EXERCISE: Every line in the listing below that holds the word "zoom" should be returned.

RECORDED INFORMATION:
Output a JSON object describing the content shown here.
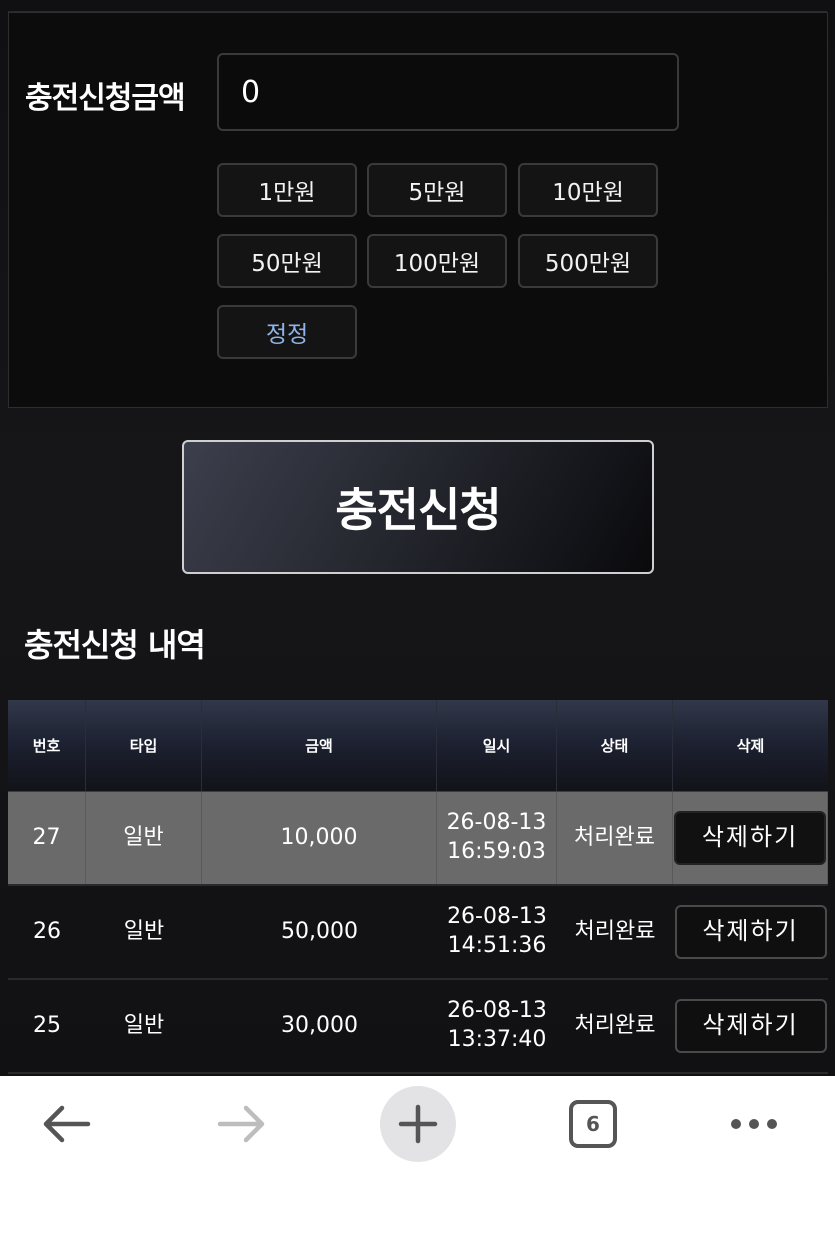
{
  "form": {
    "amount_label": "충전신청금액",
    "amount_value": "0",
    "quick_amounts": [
      "1만원",
      "5만원",
      "10만원",
      "50만원",
      "100만원",
      "500만원"
    ],
    "reset_label": "정정",
    "submit_label": "충전신청"
  },
  "history": {
    "title": "충전신청 내역",
    "columns": [
      "번호",
      "타입",
      "금액",
      "일시",
      "상태",
      "삭제"
    ],
    "rows": [
      {
        "no": "27",
        "type": "일반",
        "amount": "10,000",
        "date": "26-08-13",
        "time": "16:59:03",
        "status": "처리완료",
        "action": "삭제하기"
      },
      {
        "no": "26",
        "type": "일반",
        "amount": "50,000",
        "date": "26-08-13",
        "time": "14:51:36",
        "status": "처리완료",
        "action": "삭제하기"
      },
      {
        "no": "25",
        "type": "일반",
        "amount": "30,000",
        "date": "26-08-13",
        "time": "13:37:40",
        "status": "처리완료",
        "action": "삭제하기"
      }
    ]
  },
  "browser_nav": {
    "back_icon": "arrow-left-icon",
    "forward_icon": "arrow-right-icon",
    "new_tab_icon": "plus-icon",
    "tab_count": "6",
    "menu_icon": "more-horizontal-icon"
  },
  "colors": {
    "background": "#0e0e10",
    "highlight_row": "#6a6a6a",
    "reset_text": "#8fb4e8",
    "header_gradient_top": "#31384a"
  }
}
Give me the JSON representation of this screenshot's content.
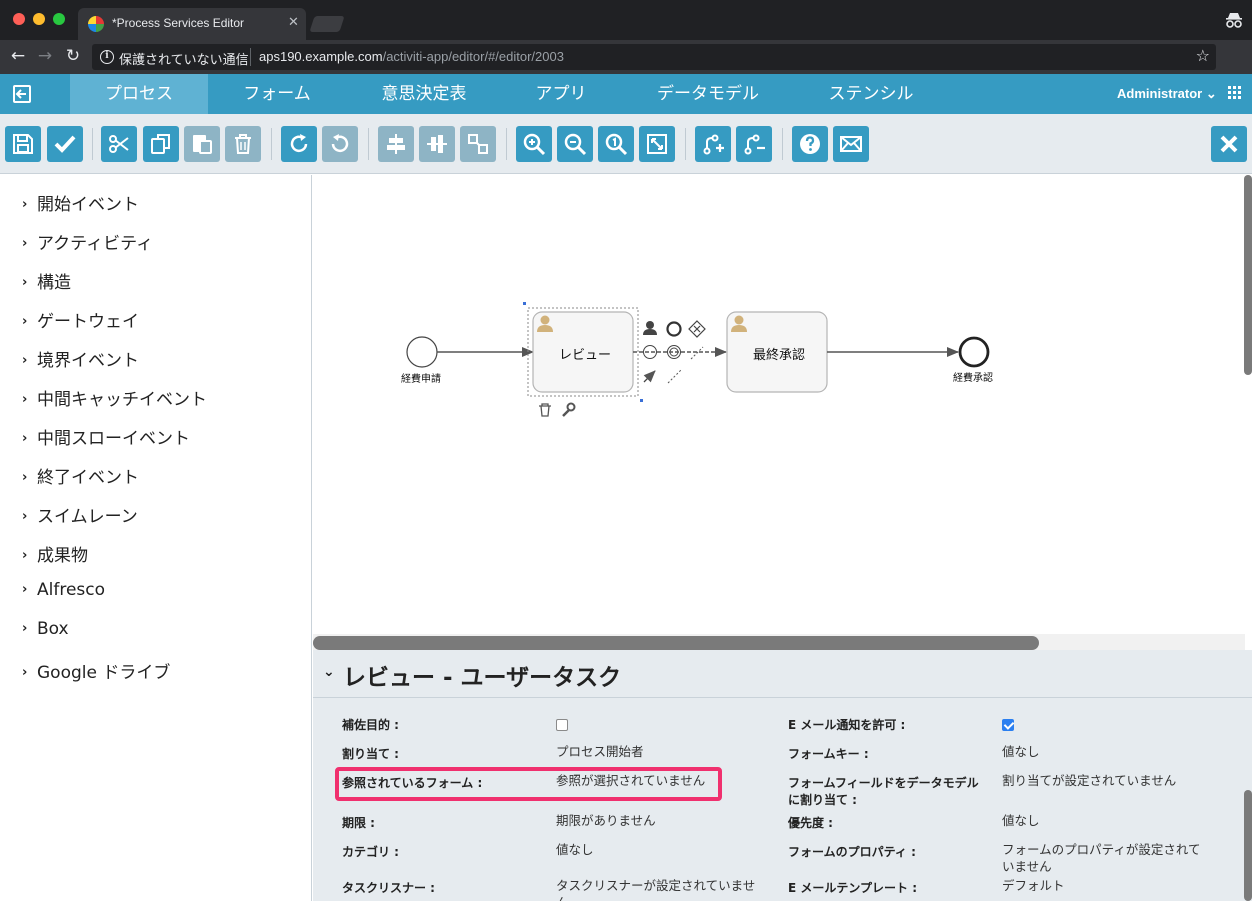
{
  "browser": {
    "tab_title": "*Process Services Editor",
    "tab_close": "✕",
    "security_label": "保護されていない通信",
    "url_host": "aps190.example.com",
    "url_path": "/activiti-app/editor/#/editor/2003",
    "back": "←",
    "forward": "→",
    "reload": "↻",
    "star": "☆",
    "menu": "⋮"
  },
  "appnav": {
    "tabs": [
      {
        "label": "プロセス",
        "active": true
      },
      {
        "label": "フォーム"
      },
      {
        "label": "意思決定表"
      },
      {
        "label": "アプリ"
      },
      {
        "label": "データモデル"
      },
      {
        "label": "ステンシル"
      }
    ],
    "user": "Administrator",
    "user_caret": "⌄"
  },
  "toolbar": {
    "buttons": [
      "save-icon",
      "validate-icon",
      "cut-icon",
      "copy-icon",
      "paste-icon",
      "delete-icon",
      "redo-icon",
      "undo-icon",
      "align-horizontal-icon",
      "align-vertical-icon",
      "same-size-icon",
      "zoom-in-icon",
      "zoom-out-icon",
      "zoom-actual-icon",
      "zoom-fit-icon",
      "add-bendpoint-icon",
      "remove-bendpoint-icon",
      "help-icon",
      "feedback-mail-icon",
      "close-icon"
    ]
  },
  "palette": {
    "chevron": "›",
    "items": [
      "開始イベント",
      "アクティビティ",
      "構造",
      "ゲートウェイ",
      "境界イベント",
      "中間キャッチイベント",
      "中間スローイベント",
      "終了イベント",
      "スイムレーン",
      "成果物",
      "Alfresco",
      "Box",
      "Google ドライブ"
    ]
  },
  "diagram": {
    "start_event": "経費申請",
    "task_review": "レビュー",
    "task_final": "最終承認",
    "end_event": "経費承認"
  },
  "properties": {
    "title": "レビュー - ユーザータスク",
    "chevron": "⌄",
    "rows": [
      {
        "l1": "補佐目的 :",
        "v1_checkbox": false,
        "l2": "E メール通知を許可 :",
        "v2_checkbox": true
      },
      {
        "l1": "割り当て :",
        "v1": "プロセス開始者",
        "l2": "フォームキー :",
        "v2": "値なし"
      },
      {
        "l1": "参照されているフォーム :",
        "v1": "参照が選択されていません",
        "l2": "フォームフィールドをデータモデルに割り当て :",
        "v2": "割り当てが設定されていません"
      },
      {
        "l1": "期限 :",
        "v1": "期限がありません",
        "l2": "優先度 :",
        "v2": "値なし"
      },
      {
        "l1": "カテゴリ :",
        "v1": "値なし",
        "l2": "フォームのプロパティ :",
        "v2": "フォームのプロパティが設定されていません"
      },
      {
        "l1": "タスクリスナー :",
        "v1": "タスクリスナーが設定されていません",
        "l2": "E メールテンプレート :",
        "v2": "デフォルト"
      }
    ]
  },
  "colors": {
    "accent": "#369bc2",
    "active_tab": "#5fb2d3",
    "highlight": "#f0306e"
  }
}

EXERCISE RESPONSE:
      "zoom-in-icon",
      "zoom-out-icon",
      "zoom-actual-icon",
      "zoom-fit-icon",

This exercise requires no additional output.